WHAT IS REQUIRED:
Find and copy every line in the records that includes the string "error".
☆ ☆ ☆ ☆ ☆
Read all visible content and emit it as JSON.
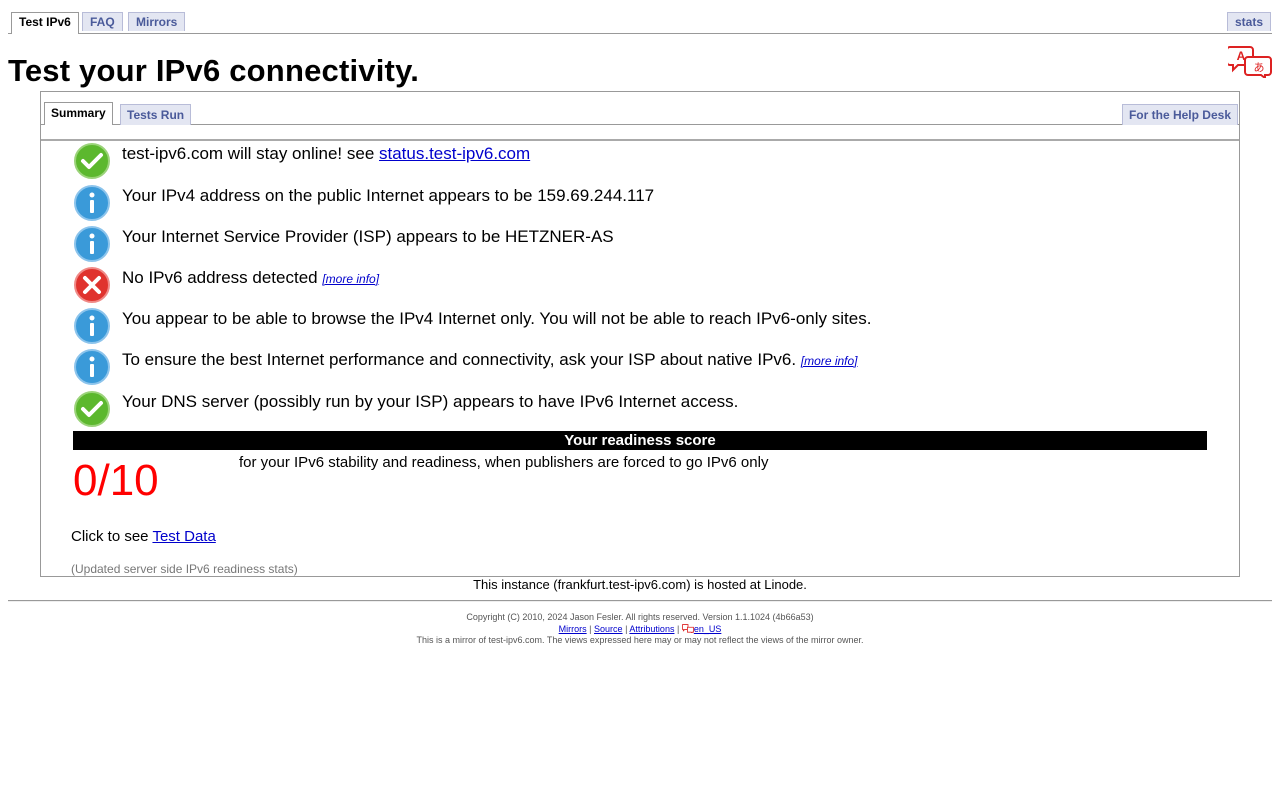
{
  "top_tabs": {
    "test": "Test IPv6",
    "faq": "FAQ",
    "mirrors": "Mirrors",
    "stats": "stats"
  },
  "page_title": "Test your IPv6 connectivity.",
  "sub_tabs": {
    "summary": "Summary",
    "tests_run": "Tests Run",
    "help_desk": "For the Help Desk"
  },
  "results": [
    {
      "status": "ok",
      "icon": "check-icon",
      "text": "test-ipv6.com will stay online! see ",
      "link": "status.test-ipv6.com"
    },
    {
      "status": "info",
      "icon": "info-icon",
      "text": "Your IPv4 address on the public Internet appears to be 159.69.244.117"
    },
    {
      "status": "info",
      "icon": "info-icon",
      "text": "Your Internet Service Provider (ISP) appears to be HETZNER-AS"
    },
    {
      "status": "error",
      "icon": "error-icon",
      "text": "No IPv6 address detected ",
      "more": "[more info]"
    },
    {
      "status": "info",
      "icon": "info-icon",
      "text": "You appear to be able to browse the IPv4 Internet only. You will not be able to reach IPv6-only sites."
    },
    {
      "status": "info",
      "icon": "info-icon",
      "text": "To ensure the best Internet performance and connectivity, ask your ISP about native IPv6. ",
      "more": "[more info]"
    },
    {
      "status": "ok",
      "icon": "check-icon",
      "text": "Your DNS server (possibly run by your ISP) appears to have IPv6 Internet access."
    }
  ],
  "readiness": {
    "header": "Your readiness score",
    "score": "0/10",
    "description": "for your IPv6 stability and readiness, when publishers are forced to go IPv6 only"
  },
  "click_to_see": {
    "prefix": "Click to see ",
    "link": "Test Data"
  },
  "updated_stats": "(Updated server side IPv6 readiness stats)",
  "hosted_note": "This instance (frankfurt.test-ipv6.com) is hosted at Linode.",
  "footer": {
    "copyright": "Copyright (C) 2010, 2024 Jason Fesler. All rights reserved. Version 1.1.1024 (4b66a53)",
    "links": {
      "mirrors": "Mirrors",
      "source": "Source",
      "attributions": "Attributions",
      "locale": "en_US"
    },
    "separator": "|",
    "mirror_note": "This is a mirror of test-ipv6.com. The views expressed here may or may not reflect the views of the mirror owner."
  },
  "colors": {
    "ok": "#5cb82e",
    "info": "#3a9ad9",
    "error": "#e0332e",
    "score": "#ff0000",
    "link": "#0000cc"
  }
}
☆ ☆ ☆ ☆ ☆
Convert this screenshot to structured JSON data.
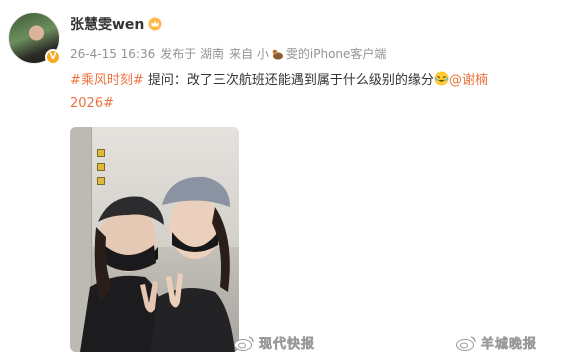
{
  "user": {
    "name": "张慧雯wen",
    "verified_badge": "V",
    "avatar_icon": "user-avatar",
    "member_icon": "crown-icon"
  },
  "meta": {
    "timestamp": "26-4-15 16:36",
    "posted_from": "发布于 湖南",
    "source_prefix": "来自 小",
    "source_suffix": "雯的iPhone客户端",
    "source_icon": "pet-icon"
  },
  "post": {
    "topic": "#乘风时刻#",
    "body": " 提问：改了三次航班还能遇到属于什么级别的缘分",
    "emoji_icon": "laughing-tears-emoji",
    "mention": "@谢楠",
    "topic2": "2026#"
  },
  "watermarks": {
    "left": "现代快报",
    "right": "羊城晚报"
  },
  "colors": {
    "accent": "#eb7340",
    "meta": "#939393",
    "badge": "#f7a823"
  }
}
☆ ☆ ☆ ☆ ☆
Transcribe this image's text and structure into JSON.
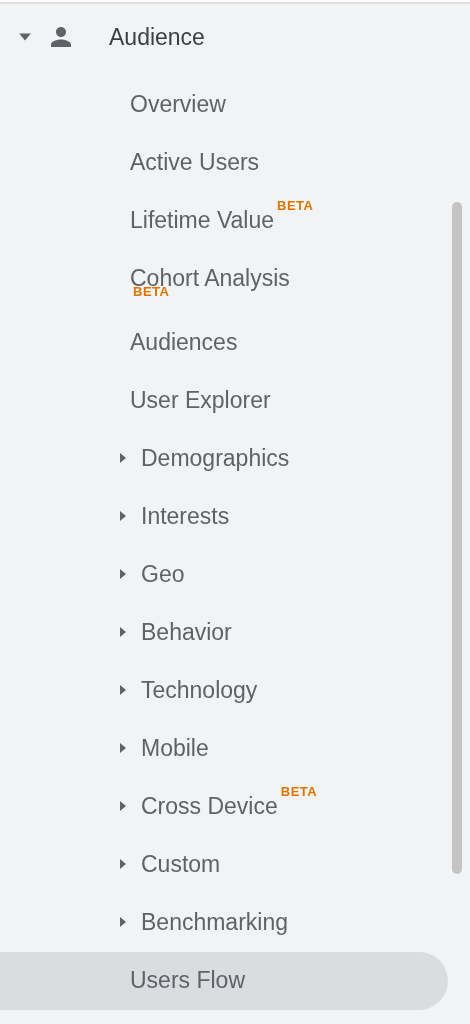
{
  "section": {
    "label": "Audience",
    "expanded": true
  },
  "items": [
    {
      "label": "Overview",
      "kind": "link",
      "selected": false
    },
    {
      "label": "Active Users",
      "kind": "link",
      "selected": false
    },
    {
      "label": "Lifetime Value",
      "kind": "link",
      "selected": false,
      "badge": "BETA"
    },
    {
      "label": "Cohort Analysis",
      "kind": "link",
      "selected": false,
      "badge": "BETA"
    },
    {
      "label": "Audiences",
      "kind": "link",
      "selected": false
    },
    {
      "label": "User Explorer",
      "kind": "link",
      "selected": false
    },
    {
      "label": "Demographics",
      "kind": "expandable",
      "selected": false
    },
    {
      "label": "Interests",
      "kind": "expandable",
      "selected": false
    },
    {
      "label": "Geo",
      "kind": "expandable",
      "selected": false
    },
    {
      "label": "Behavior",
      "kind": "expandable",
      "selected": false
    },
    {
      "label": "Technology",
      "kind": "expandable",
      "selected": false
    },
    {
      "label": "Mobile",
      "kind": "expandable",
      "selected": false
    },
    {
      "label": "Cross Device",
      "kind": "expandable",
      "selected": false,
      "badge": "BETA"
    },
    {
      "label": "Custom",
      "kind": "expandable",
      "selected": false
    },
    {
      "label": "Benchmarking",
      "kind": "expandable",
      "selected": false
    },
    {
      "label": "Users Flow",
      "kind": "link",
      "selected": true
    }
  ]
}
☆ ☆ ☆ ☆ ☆
ANSWER SECTION:
      "status": "error",
      "icon": "error-icon",
    "error": "#e0332e",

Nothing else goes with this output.